Your goal: Only one number is wanted: the count of lines in the records below that hold the word "title".

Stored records
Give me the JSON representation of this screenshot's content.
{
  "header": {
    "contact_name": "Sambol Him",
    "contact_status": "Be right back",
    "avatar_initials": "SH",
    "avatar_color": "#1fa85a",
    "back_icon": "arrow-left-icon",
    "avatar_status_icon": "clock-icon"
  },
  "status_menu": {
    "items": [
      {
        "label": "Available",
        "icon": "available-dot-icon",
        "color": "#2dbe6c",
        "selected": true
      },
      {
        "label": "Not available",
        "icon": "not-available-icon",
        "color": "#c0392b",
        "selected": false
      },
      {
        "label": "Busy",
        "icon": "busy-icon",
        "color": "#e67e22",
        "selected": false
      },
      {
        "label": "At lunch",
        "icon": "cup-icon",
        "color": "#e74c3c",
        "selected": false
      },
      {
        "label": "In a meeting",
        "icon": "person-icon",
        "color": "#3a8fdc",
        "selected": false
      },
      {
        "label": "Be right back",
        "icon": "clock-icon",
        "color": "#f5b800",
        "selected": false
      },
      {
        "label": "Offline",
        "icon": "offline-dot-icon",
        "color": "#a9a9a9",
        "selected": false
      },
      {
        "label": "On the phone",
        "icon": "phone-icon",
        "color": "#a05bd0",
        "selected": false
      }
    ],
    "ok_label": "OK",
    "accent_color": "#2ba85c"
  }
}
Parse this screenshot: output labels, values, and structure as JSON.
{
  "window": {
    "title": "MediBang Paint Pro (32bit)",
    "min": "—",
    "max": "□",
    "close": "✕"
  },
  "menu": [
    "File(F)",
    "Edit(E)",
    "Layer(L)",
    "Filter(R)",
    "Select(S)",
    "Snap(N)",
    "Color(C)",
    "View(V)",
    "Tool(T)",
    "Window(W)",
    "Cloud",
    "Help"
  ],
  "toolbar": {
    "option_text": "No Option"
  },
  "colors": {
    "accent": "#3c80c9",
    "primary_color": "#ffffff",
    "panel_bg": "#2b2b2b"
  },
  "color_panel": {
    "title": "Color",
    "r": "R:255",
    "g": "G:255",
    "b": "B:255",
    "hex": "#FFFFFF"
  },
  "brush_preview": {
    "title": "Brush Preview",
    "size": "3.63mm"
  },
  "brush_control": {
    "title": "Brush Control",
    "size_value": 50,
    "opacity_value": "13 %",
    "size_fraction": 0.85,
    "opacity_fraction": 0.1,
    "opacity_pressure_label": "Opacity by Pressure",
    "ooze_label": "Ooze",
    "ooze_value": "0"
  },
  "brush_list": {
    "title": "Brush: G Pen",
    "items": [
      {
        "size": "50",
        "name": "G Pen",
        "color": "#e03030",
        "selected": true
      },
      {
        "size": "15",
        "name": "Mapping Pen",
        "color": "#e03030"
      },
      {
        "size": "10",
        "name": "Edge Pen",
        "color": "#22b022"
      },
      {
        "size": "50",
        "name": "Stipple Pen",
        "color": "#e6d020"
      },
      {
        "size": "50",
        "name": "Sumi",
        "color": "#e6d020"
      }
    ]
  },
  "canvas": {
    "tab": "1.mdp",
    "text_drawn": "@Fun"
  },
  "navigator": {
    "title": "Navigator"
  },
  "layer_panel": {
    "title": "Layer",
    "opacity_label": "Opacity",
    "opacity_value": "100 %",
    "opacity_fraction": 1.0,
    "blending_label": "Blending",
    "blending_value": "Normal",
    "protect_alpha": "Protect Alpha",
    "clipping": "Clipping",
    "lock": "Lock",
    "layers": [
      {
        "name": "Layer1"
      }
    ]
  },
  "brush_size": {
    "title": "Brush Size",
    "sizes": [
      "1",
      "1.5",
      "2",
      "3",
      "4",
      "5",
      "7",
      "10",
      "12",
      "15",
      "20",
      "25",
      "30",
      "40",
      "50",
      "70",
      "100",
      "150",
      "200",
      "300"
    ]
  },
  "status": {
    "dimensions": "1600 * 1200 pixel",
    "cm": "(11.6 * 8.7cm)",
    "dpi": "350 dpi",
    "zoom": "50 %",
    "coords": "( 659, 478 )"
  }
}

Response to this task: 8